It would be easy to go along a scale in terms of severity of need and still not stray from families I have worked with: the child looked after all week by Granny; a family for whom the mother being outside the home was culturally a challenge (a challenge they were meeting); the single parent for whom a lie-in felt like a necessity and who didn’t know how to cook (one of the TAs taught her to save money by mashing potatoes rather than buy microwavable stuff)… and we aren’t yet in the serious crisis cases.
I am all in favour of schools – and families – going beyond academic attainment. I spent a large amount of time on my two modules on Outdoor Learning last semester talking about how the curriculum is much more than a syllabus; learning is more than being filled with facts… We sat outside in the autumn sun; we lit a fire, found a badger sett… And out of work – well, after work, and along the road from the Harcourt Hill campus, at least – I have sat in a local copse with a couple of mates and a beer… And this is all without mentioning my passion for exploring children’s literature and how it can represent the magic of being outdoors.

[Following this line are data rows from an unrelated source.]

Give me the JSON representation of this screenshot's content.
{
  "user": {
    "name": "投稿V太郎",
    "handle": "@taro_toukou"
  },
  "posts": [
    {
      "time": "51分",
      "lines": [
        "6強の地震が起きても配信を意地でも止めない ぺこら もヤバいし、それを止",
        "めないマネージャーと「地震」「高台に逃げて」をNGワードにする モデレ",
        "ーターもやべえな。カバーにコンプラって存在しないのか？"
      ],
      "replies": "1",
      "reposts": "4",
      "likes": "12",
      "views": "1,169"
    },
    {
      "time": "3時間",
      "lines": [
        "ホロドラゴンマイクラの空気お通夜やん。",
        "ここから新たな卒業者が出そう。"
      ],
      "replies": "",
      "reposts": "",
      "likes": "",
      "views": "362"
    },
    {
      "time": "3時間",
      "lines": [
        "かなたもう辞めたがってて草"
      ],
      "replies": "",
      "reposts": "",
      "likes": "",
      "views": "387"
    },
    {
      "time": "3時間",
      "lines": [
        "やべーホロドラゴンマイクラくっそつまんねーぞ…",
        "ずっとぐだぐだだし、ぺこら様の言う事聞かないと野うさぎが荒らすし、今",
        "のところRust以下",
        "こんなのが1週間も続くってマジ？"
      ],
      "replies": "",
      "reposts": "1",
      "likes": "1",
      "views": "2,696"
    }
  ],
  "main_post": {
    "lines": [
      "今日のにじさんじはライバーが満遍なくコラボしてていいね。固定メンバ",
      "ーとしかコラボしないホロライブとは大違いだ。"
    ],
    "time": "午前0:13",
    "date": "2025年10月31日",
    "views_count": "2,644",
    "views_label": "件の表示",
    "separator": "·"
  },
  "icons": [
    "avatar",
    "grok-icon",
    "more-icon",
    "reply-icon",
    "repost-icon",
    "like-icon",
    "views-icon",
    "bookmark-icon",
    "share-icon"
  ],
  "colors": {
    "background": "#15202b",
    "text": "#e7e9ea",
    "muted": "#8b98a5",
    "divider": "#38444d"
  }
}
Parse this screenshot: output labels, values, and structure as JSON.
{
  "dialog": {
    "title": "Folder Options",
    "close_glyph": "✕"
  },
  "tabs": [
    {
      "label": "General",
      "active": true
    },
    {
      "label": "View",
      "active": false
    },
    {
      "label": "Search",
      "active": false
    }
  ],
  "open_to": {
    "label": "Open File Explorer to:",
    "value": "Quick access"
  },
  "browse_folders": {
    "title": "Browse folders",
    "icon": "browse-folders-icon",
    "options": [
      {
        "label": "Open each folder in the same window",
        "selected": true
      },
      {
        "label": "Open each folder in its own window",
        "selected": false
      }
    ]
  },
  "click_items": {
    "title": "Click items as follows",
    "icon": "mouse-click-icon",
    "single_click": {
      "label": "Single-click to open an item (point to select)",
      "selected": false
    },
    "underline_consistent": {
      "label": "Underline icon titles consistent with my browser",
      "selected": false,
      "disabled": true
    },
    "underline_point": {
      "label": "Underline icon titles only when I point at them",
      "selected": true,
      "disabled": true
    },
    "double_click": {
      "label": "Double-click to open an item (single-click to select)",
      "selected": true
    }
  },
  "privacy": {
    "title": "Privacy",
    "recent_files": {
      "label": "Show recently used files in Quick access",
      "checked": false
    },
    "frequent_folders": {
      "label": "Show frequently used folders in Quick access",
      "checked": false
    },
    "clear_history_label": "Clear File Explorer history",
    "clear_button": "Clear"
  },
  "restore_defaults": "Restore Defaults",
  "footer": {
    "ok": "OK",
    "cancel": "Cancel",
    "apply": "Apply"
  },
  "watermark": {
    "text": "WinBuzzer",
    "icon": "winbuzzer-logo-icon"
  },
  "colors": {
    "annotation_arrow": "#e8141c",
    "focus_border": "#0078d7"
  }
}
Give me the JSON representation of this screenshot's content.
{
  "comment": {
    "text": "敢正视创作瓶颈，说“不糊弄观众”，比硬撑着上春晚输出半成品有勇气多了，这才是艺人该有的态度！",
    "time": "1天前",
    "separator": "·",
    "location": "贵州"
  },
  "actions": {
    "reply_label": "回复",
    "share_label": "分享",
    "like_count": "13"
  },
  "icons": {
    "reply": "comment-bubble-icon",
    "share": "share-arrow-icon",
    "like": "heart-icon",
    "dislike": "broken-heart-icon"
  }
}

I am not (as Margaret Hodge once described me and some colleagues when we asked for developmental elements in the Foundation Stage documents) a “joyless do-gooder” who wants to deprive working class children of the opportunities I gave my own children. But I am not convinced – yet – of the passport as proposed from on high as not just another bit of target creep: codification and a plea for schools to work harder.
In the end, I guess, my rant comes down to one thing:
How joyless to see the stars at night so you can tick them off!